TWIT 952: A Gathering of the Protons

Beep boop - this is a robot. A new show has been posted to TWiT…

What are your thoughts about today’s show? We’d love to hear from you!

So many good topics today.

AI Regulation: I think we are already seeing one of the problems with the lack of regulation, or rather “Big Tech”, in general’s disregard for existing laws. “Those are laws for the little people, they don’t affect us!”

This has little to do with AI specifically, but the general attitude of big business, and especially Silicon Valley Start-up Culture. This problem goes back a couple of decades already. We have companies like YouTube, and through their purchase Google, who blatantly ignore laws and the law makers turn a blind eye, because they are a start-up, so “give them some leeway, they need time to grow.” But that leeway is never clamped down upon, until it is too late. The same goes for Meta etc.

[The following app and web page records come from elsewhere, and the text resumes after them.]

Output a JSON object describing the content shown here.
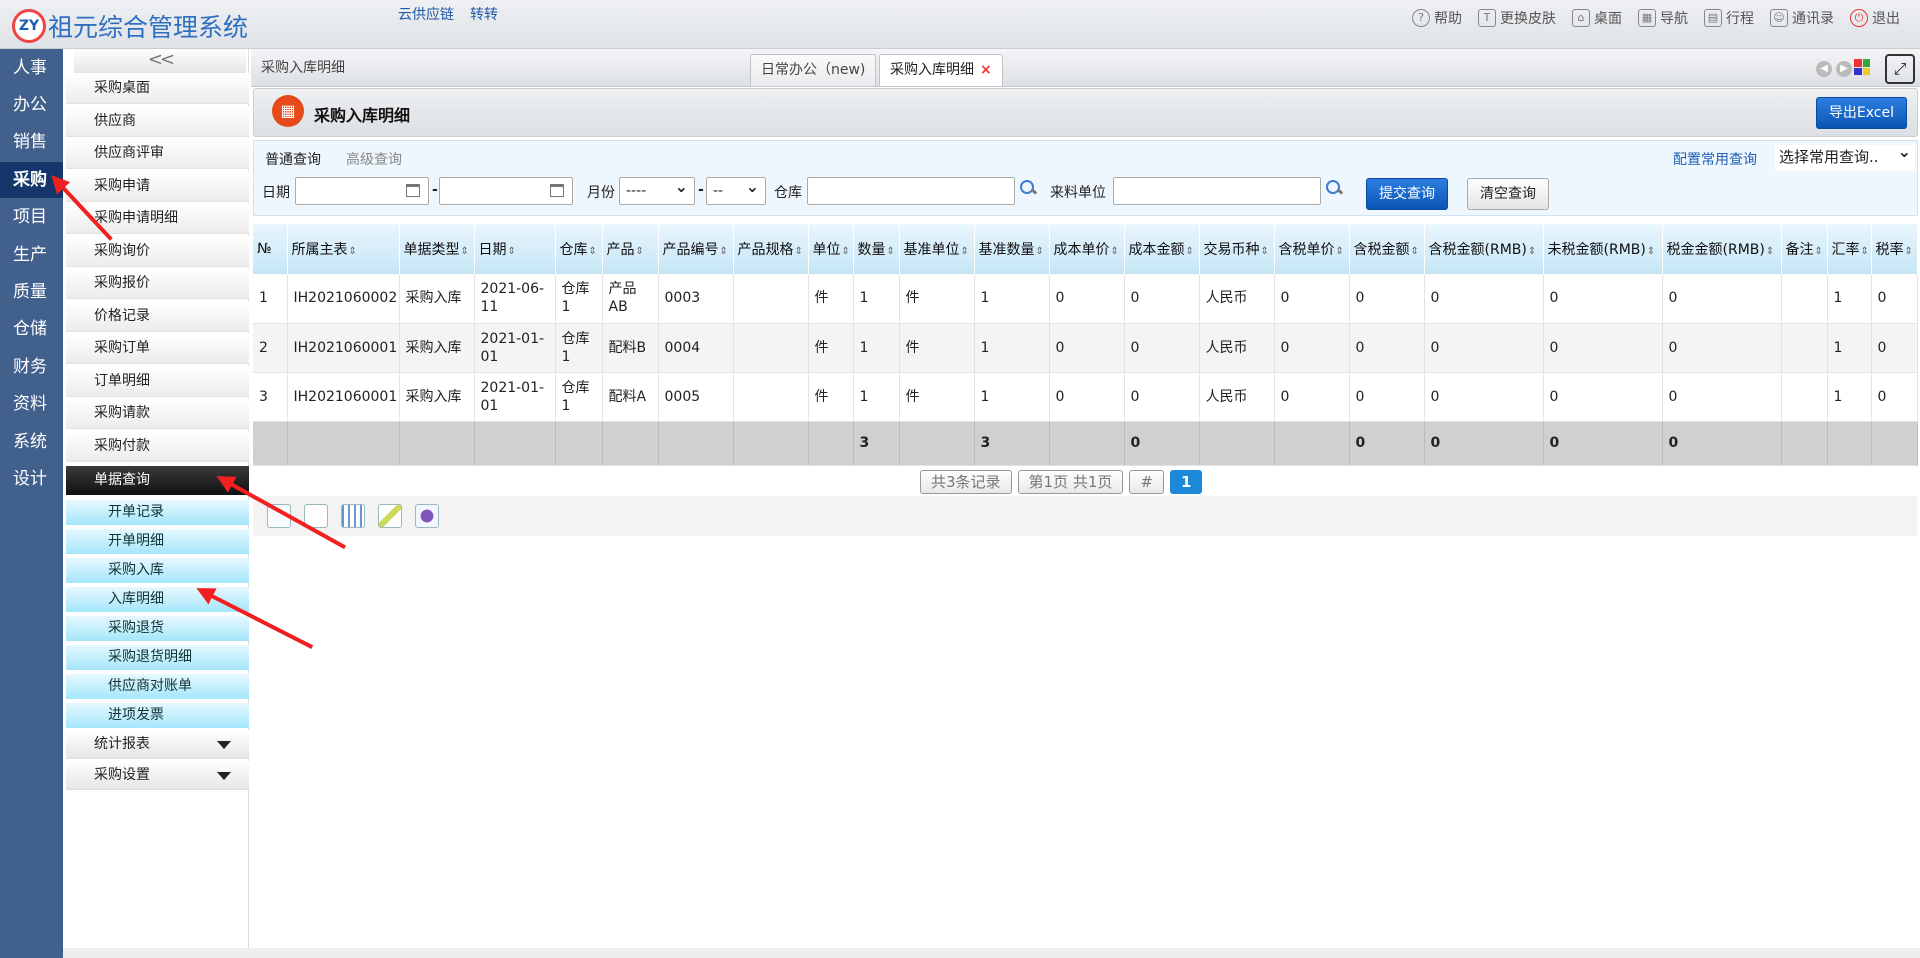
{
  "header": {
    "title": "祖元综合管理系统",
    "links": [
      "云供应链",
      "转转"
    ],
    "right_items": [
      {
        "label": "帮助",
        "icon": "help-icon"
      },
      {
        "label": "更换皮肤",
        "icon": "shirt-icon"
      },
      {
        "label": "桌面",
        "icon": "home-icon"
      },
      {
        "label": "导航",
        "icon": "navigation-icon"
      },
      {
        "label": "行程",
        "icon": "calendar-icon"
      },
      {
        "label": "通讯录",
        "icon": "contacts-icon"
      },
      {
        "label": "退出",
        "icon": "power-icon"
      }
    ]
  },
  "modules": [
    "人事",
    "办公",
    "销售",
    "采购",
    "项目",
    "生产",
    "质量",
    "仓储",
    "财务",
    "资料",
    "系统",
    "设计"
  ],
  "active_module": "采购",
  "sidebar": {
    "collapse_glyph": "<<",
    "items": [
      "采购桌面",
      "供应商",
      "供应商评审",
      "采购申请",
      "采购申请明细",
      "采购询价",
      "采购报价",
      "价格记录",
      "采购订单",
      "订单明细",
      "采购请款",
      "采购付款"
    ],
    "group": "单据查询",
    "subitems": [
      "开单记录",
      "开单明细",
      "采购入库",
      "入库明细",
      "采购退货",
      "采购退货明细",
      "供应商对账单",
      "进项发票"
    ],
    "collapsed_groups": [
      "统计报表",
      "采购设置"
    ]
  },
  "tabs": {
    "breadcrumb": "采购入库明细",
    "items": [
      {
        "label": "日常办公（new)",
        "active": false
      },
      {
        "label": "采购入库明细",
        "active": true
      }
    ],
    "close_glyph": "×"
  },
  "page": {
    "title": "采购入库明细",
    "export_label": "导出Excel"
  },
  "query": {
    "tab_normal": "普通查询",
    "tab_advanced": "高级查询",
    "date_label": "日期",
    "date_sep": "-",
    "month_label": "月份",
    "year_value": "----",
    "month_sep": "-",
    "month_value": "--",
    "warehouse_label": "仓库",
    "supplier_label": "来料单位",
    "submit_label": "提交查询",
    "clear_label": "清空查询",
    "config_label": "配置常用查询",
    "common_select": "选择常用查询.."
  },
  "table": {
    "columns": [
      "№",
      "所属主表",
      "单据类型",
      "日期",
      "仓库",
      "产品",
      "产品编号",
      "产品规格",
      "单位",
      "数量",
      "基准单位",
      "基准数量",
      "成本单价",
      "成本金额",
      "交易币种",
      "含税单价",
      "含税金额",
      "含税金额(RMB)",
      "未税金额(RMB)",
      "税金金额(RMB)",
      "备注",
      "汇率",
      "税率"
    ],
    "rows": [
      [
        "1",
        "IH2021060002",
        "采购入库",
        "2021-06-11",
        "仓库1",
        "产品AB",
        "0003",
        "",
        "件",
        "1",
        "件",
        "1",
        "0",
        "0",
        "人民币",
        "0",
        "0",
        "0",
        "0",
        "0",
        "",
        "1",
        "0"
      ],
      [
        "2",
        "IH2021060001",
        "采购入库",
        "2021-01-01",
        "仓库1",
        "配料B",
        "0004",
        "",
        "件",
        "1",
        "件",
        "1",
        "0",
        "0",
        "人民币",
        "0",
        "0",
        "0",
        "0",
        "0",
        "",
        "1",
        "0"
      ],
      [
        "3",
        "IH2021060001",
        "采购入库",
        "2021-01-01",
        "仓库1",
        "配料A",
        "0005",
        "",
        "件",
        "1",
        "件",
        "1",
        "0",
        "0",
        "人民币",
        "0",
        "0",
        "0",
        "0",
        "0",
        "",
        "1",
        "0"
      ]
    ],
    "totals": [
      "",
      "",
      "",
      "",
      "",
      "",
      "",
      "",
      "",
      "3",
      "",
      "3",
      "",
      "0",
      "",
      "",
      "0",
      "0",
      "0",
      "0",
      "",
      "",
      ""
    ]
  },
  "pager": {
    "records": "共3条记录",
    "pages": "第1页 共1页",
    "hash": "#",
    "current": "1"
  },
  "colors": {
    "module_bar": "#42608c",
    "accent_blue": "#0a56b5",
    "annotation_red": "#f02020"
  }
}
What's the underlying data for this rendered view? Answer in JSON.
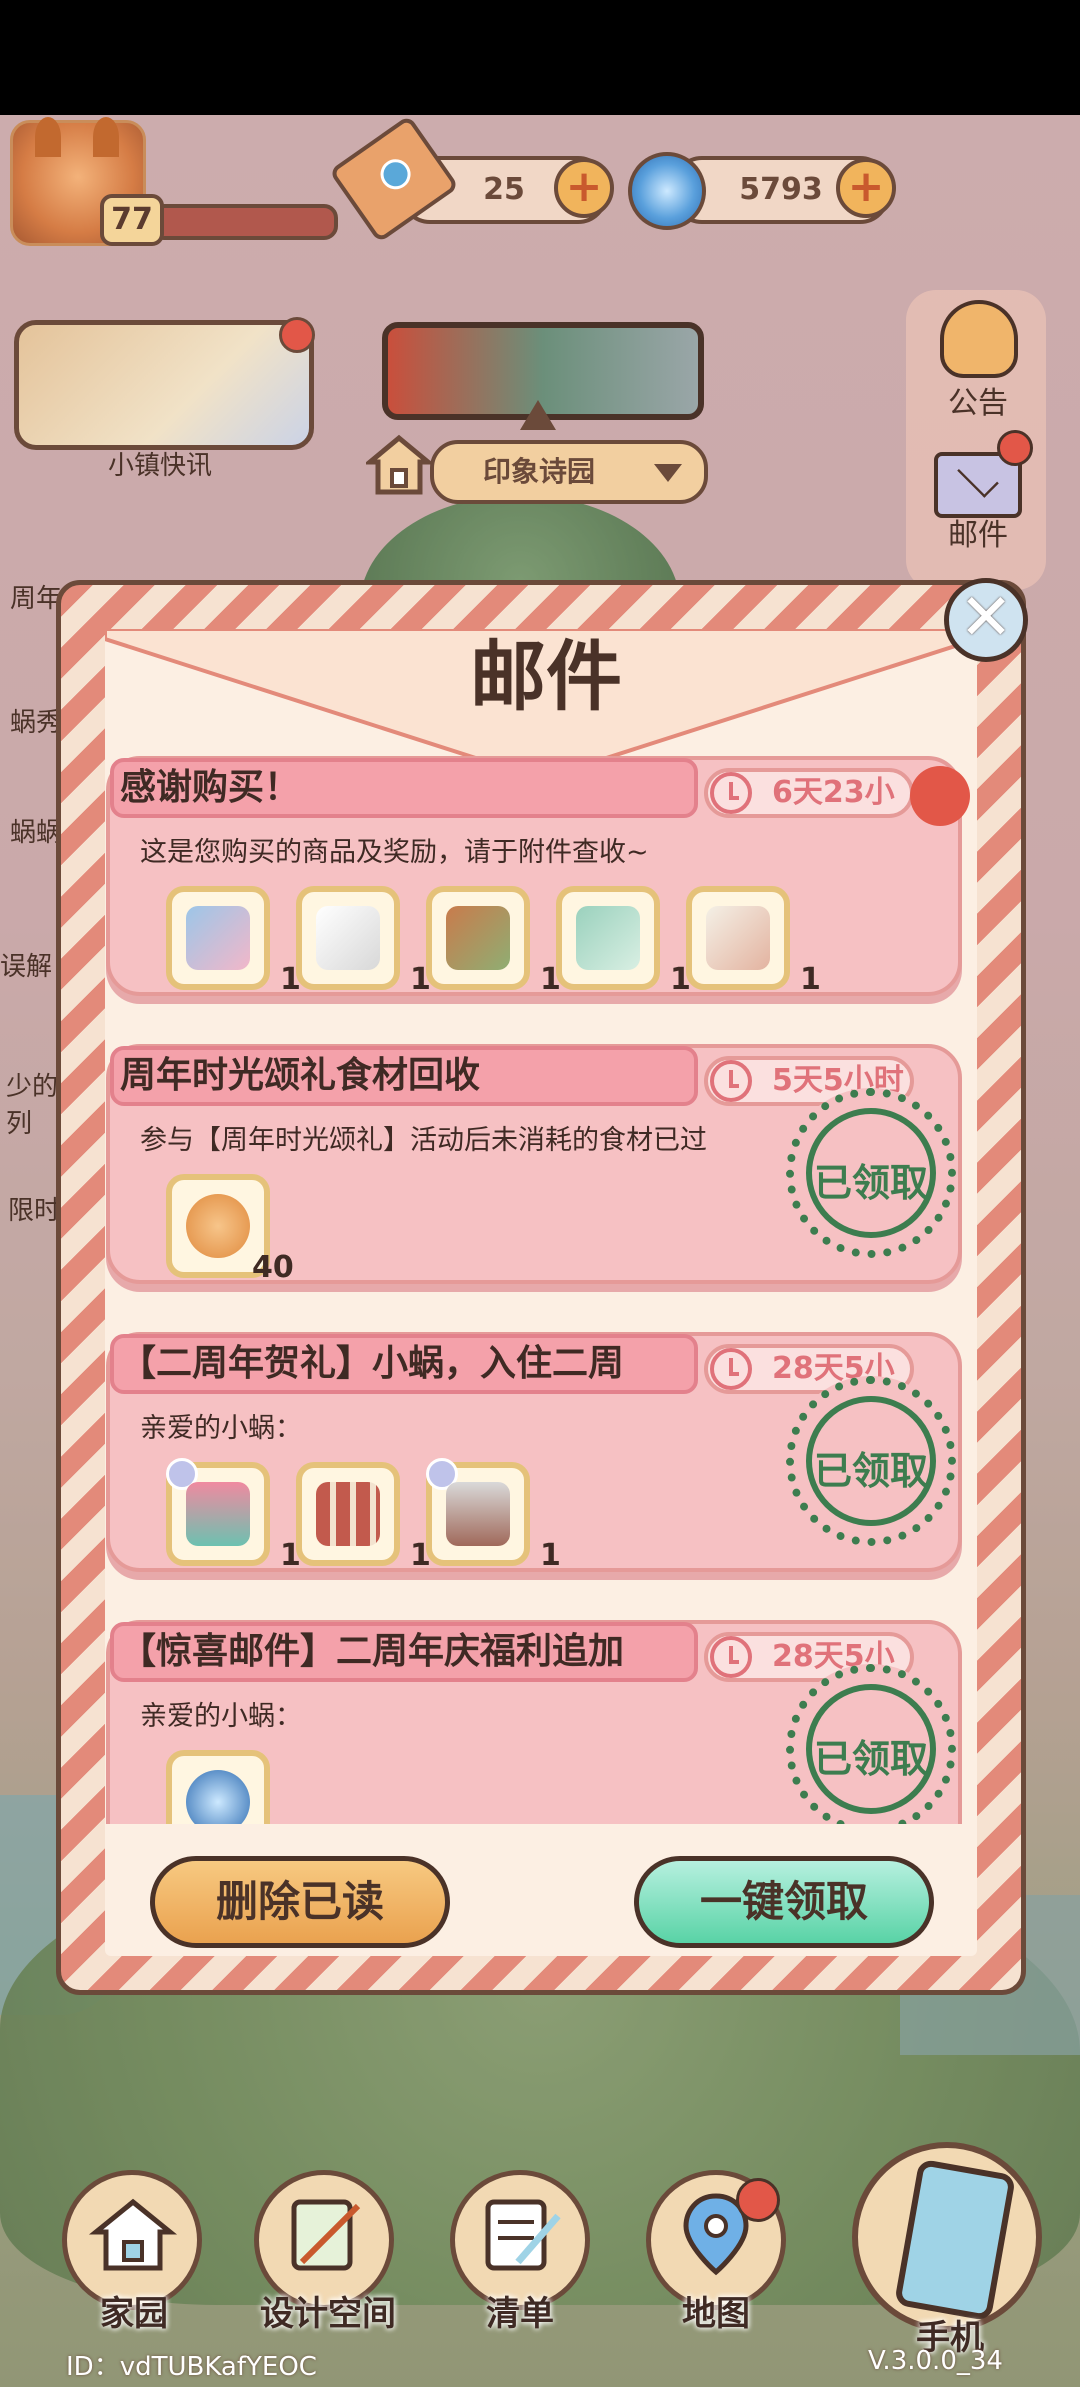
{
  "hud": {
    "level": "77",
    "tickets": "25",
    "currency": "5793"
  },
  "left_menu": {
    "news_label": "小镇快讯",
    "items": [
      "周年",
      "蜗秀",
      "蜗蜗",
      "误解",
      "少的列",
      "限时"
    ]
  },
  "location": {
    "name": "印象诗园"
  },
  "right_menu": {
    "notice_label": "公告",
    "mail_label": "邮件"
  },
  "modal": {
    "title": "邮件",
    "mails": [
      {
        "title": "感谢购买！",
        "time": "6天23小",
        "body": "这是您购买的商品及奖励，请于附件查收~",
        "items": [
          {
            "icon": "dress-icon",
            "qty": "1"
          },
          {
            "icon": "hair-icon",
            "qty": "1"
          },
          {
            "icon": "hat-icon",
            "qty": "1"
          },
          {
            "icon": "shorts-icon",
            "qty": "1"
          },
          {
            "icon": "socks-icon",
            "qty": "1"
          }
        ],
        "claimed_label": ""
      },
      {
        "title": "周年时光颂礼食材回收",
        "time": "5天5小时",
        "body": "参与【周年时光颂礼】活动后未消耗的食材已过",
        "items": [
          {
            "icon": "coin-icon",
            "qty": "40"
          }
        ],
        "claimed_label": "已领取"
      },
      {
        "title": "【二周年贺礼】小蜗，入住二周",
        "time": "28天5小",
        "body": "亲爱的小蜗：",
        "items": [
          {
            "icon": "cake-icon",
            "qty": "1"
          },
          {
            "icon": "photo-wall-icon",
            "qty": "1"
          },
          {
            "icon": "furniture-icon",
            "qty": "1"
          }
        ],
        "claimed_label": "已领取"
      },
      {
        "title": "【惊喜邮件】二周年庆福利追加",
        "time": "28天5小",
        "body": "亲爱的小蜗：",
        "items": [
          {
            "icon": "swirl-icon",
            "qty": ""
          }
        ],
        "claimed_label": "已领取"
      }
    ],
    "delete_read_label": "删除已读",
    "collect_all_label": "一键领取"
  },
  "bottom_nav": {
    "home": "家园",
    "design": "设计空间",
    "list": "清单",
    "map": "地图",
    "phone": "手机"
  },
  "footer": {
    "id": "ID：vdTUBKafYEOC",
    "version": "V.3.0.0_34"
  },
  "colors": {
    "accent_red": "#e25748",
    "card_pink": "#f6c1c3",
    "stamp_green": "#3d7d4f",
    "collect_green": "#59d3a6",
    "delete_orange": "#eaa24f"
  }
}
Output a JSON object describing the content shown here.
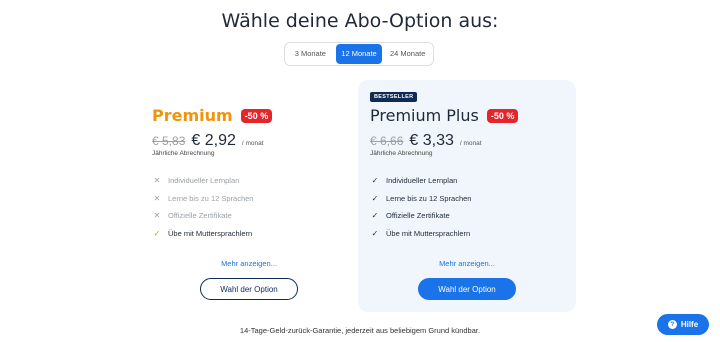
{
  "title": "Wähle deine Abo-Option aus:",
  "tabs": [
    {
      "label": "3 Monate",
      "active": false
    },
    {
      "label": "12 Monate",
      "active": true
    },
    {
      "label": "24 Monate",
      "active": false
    }
  ],
  "plans": [
    {
      "name": "Premium",
      "discount": "-50 %",
      "old_price": "€ 5,83",
      "new_price": "€ 2,92",
      "per": "/ monat",
      "billing": "Jährliche Abrechnung",
      "features": [
        {
          "label": "Individueller Lernplan",
          "included": false
        },
        {
          "label": "Lerne bis zu 12 Sprachen",
          "included": false
        },
        {
          "label": "Offizielle Zertifikate",
          "included": false
        },
        {
          "label": "Übe mit Muttersprachlern",
          "included": true
        }
      ],
      "more": "Mehr anzeigen...",
      "cta": "Wahl der Option"
    },
    {
      "badge": "BESTSELLER",
      "name": "Premium Plus",
      "discount": "-50 %",
      "old_price": "€ 6,66",
      "new_price": "€ 3,33",
      "per": "/ monat",
      "billing": "Jährliche Abrechnung",
      "features": [
        {
          "label": "Individueller Lernplan",
          "included": true
        },
        {
          "label": "Lerne bis zu 12 Sprachen",
          "included": true
        },
        {
          "label": "Offizielle Zertifikate",
          "included": true
        },
        {
          "label": "Übe mit Muttersprachlern",
          "included": true
        }
      ],
      "more": "Mehr anzeigen...",
      "cta": "Wahl der Option"
    }
  ],
  "guarantee": "14-Tage-Geld-zurück-Garantie, jederzeit aus beliebigem Grund kündbar.",
  "help": {
    "label": "Hilfe",
    "icon": "question-icon"
  },
  "colors": {
    "accent": "#1a73e8",
    "premium": "#f0950a",
    "discount": "#e5252a",
    "navy": "#0f2a55",
    "highlight_bg": "#f1f6fc"
  },
  "icons": {
    "included": "check-icon",
    "excluded": "cross-icon"
  }
}
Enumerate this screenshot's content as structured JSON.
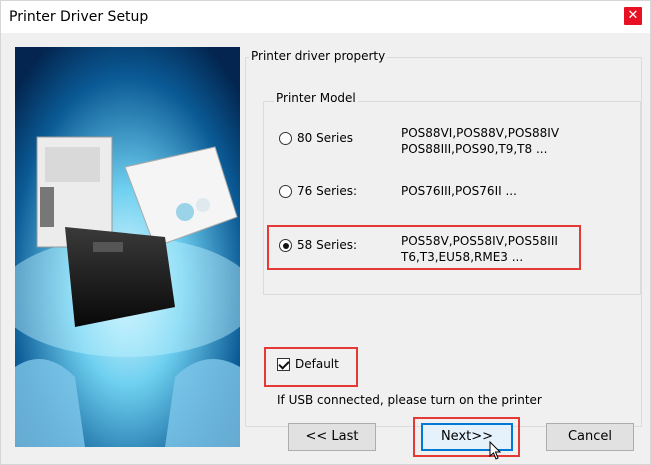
{
  "window": {
    "title": "Printer Driver Setup",
    "close_glyph": "✕"
  },
  "property_group": {
    "label": "Printer driver property"
  },
  "model_group": {
    "label": "Printer Model"
  },
  "series": [
    {
      "label": "80 Series",
      "models_line1": "POS88VI,POS88V,POS88IV",
      "models_line2": "POS88III,POS90,T9,T8 ...",
      "checked": false
    },
    {
      "label": "76 Series:",
      "models_line1": "POS76III,POS76II ...",
      "models_line2": "",
      "checked": false
    },
    {
      "label": "58 Series:",
      "models_line1": "POS58V,POS58IV,POS58III",
      "models_line2": "T6,T3,EU58,RME3 ...",
      "checked": true
    }
  ],
  "default_checkbox": {
    "label": "Default",
    "checked": true
  },
  "note": "If USB connected, please turn on the printer",
  "buttons": {
    "back": "<< Last",
    "next": "Next>>",
    "cancel": "Cancel"
  },
  "colors": {
    "highlight": "#e53935",
    "close": "#e81123",
    "focus": "#0078d7"
  },
  "icons": {
    "close": "close-icon",
    "cursor": "mouse-pointer-icon"
  }
}
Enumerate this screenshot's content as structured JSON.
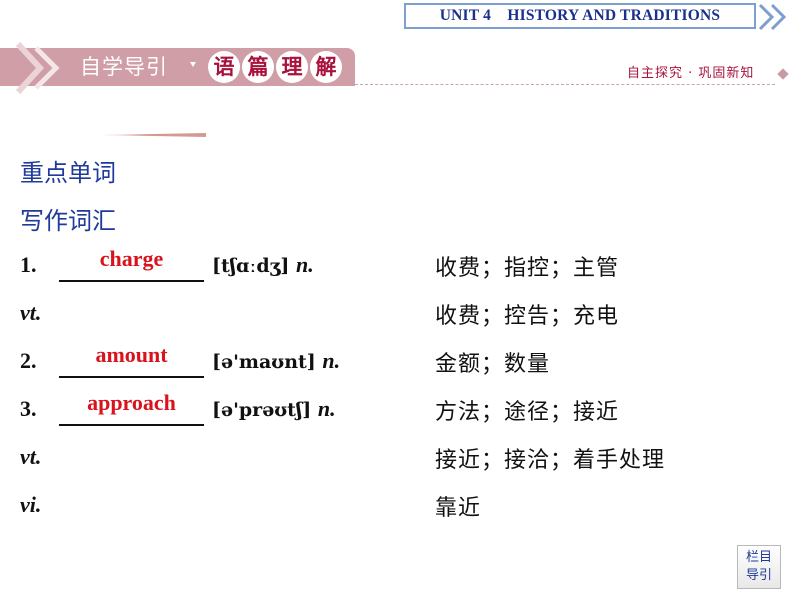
{
  "header": {
    "unit_title": "UNIT 4    HISTORY AND TRADITIONS",
    "section_label": "自学导引",
    "section_subtitle_chars": [
      "语",
      "篇",
      "理",
      "解"
    ],
    "right_label": "自主探究 · 巩固新知"
  },
  "content": {
    "heading_1": "重点单词",
    "heading_2": "写作词汇",
    "items": [
      {
        "number": "1.",
        "answer": "charge",
        "phonetic": "[tʃɑːdʒ]",
        "pos": "n.",
        "meaning": "收费；指控；主管"
      },
      {
        "pos_only": "vt.",
        "meaning": "收费；控告；充电"
      },
      {
        "number": "2.",
        "answer": "amount",
        "phonetic": "[ə'maʊnt]",
        "pos": "n.",
        "meaning": "金额；数量"
      },
      {
        "number": "3.",
        "answer": "approach",
        "phonetic": "[ə'prəʊtʃ]",
        "pos": "n.",
        "meaning": "方法；途径；接近"
      },
      {
        "pos_only": "vt.",
        "meaning": "接近；接洽；着手处理"
      },
      {
        "pos_only": "vi.",
        "meaning": "靠近"
      }
    ]
  },
  "nav": {
    "line1": "栏目",
    "line2": "导引"
  },
  "colors": {
    "answer_red": "#d8131d",
    "heading_blue": "#1f3a9a",
    "section_pink": "#cf9ea6",
    "accent_crimson": "#a8123d"
  }
}
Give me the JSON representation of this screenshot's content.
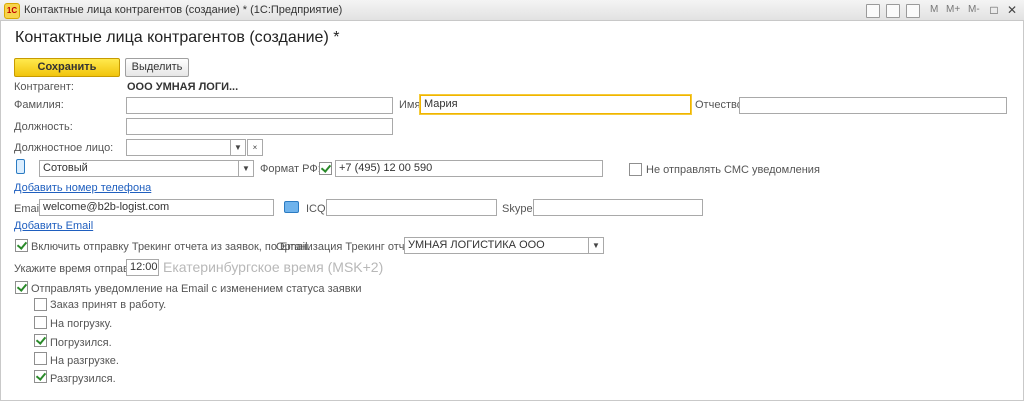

They start by ignoring laws, such as copyright, we need growth, we need to get content out there. People say, “but you are showing copyrighted material,” they say, “so what? If we had to worry about that we couldn’t grow!” So they get a “temporary” pass, which becomes institutionalised, until they are so big that it is a problem, but then they whine, “but we have so much content, it would be impossible to police it properly,” (i.e. it would cost us most of our income to sort this out properly and compensate people correctly). So they get away with not doing the job properly, they end up paying a pittance for their content and the reporting systems are broken by design, so the people with a genuine beef have problems getting compensated for all the content that is stolen from them and on the other hand, serial offenders can make bogus claims and get genuine material incorrectly pulled down (I know that TWiT suffered this for a long time on YouTube).

Move forward to the AI start-ups and we (the governments, law makers and general populace) have learnt nothing from the complete catastrophe that was not reigning in big business when they were small and there was a chance to force them to do things properly and have the processes in place before they grew, as opposed to waiting for them to grow, then listening to how it is impossible to implement any checks and balances at scale. And we are doing the same thing with AI, the LLMs are openly gobbling up illegal content (copyrighted works of all forms) without first getting licenses and paying compensation to the creators and their agents (yes, that system is broken too).

They get a pass, “but the content is on the Internet,” well, yes it is. But a lot of it is on illegal sites or has been posted to sites like YouTube illegally and they have failed to pull it down, for example. Two wrongs don’t make a right. They have knowingly used illegal content in their training, but they don’t care and authorities are too scared about “squashing innovation” to actually do anything to reign them in - yet now is the time when we can do this, before they are too big and too institutionalised. The LLM business is still nascent, it is less than a year old (commercially, with major AI products). Forcing them to put filters in now, so that known sites with illegal content or on content that hasn’t been licensed aren’t used in the model, for example, and to re-train their models on the “correct” dataset. If we wait to see where the industry goes, it will be too late, again!

We can all see the problem, but instead of finding a solution, it is, “don’t squash innovation, we’ll sort it out later, if they are a success.” But history has shown, time and again, that the wait-and-see approach has just made the situation worse, the law breakers have earned so much money that they can afford to lobby that they shouldn’t be prosecuted for breaking the law, in fact, the laws should be weakened to suit them!

Chargers I don’t understand Mike’s problem. When I used to travel, I used to have a private Nokia phone and a company Motorola, I’d have my Olympus camera and my Canon Camera, a laptop, torches and various other electronic devices. Each of those had a different, unique connector for charging, each would be directly wired into the charger, so no only would I carry the devices, I’d carry a dozen different charges and cables to connect things up.

Now, I just need one charger and one cable for everything (well, I still need to replace my Sony camera, which is micro-USB and I still have an iPhone and Apple Watch, so I actually still need 3 cables, but still just one charger). It is the same in the house. I have thrown out around 20 different chargers and cables over the last 12 months, I am down to a single charger in my office in the basement, a charger in the kitchen and a lamp in the bedroom that has a USB-C port for charging other devices over night. I don’t have to carry cables and chargers from room to room because they are all different.

The EU tried to get companies to do this voluntarily, they gave them nearly a decade, before they stepped in and put it into law, because industry had shown they couldn’t do it themselves. And the argument that “USB-C might be better than Lightning now, but what about the future?” The law in question has a clause that the state of connection and charging will be regularly reviewed and if better standards come along the law can be amended to take that into account (E.g. all devices from 2022 - 2035 have to be USB-C, all devices after 2035 have to be TRA-B - yes, that is a deliberate sci-fi joke).

1 Like

I also signed into Facebook for the first time in several months to view an event invite for a religious conference. The news feed is unrecognizeable, between the advertisements and things “you may be interested in”. It bears little relation to the product I signed up for 15 years ago.

Apparently because I viewed a conference that was out of town, that gave the algorithm a signal that I wanted everything to do with that city. Concerts, yard sales, churches, whatever.

I’ll stick with Twitter/X tbh. At least they show me posts I subscribed to, some ads and little else.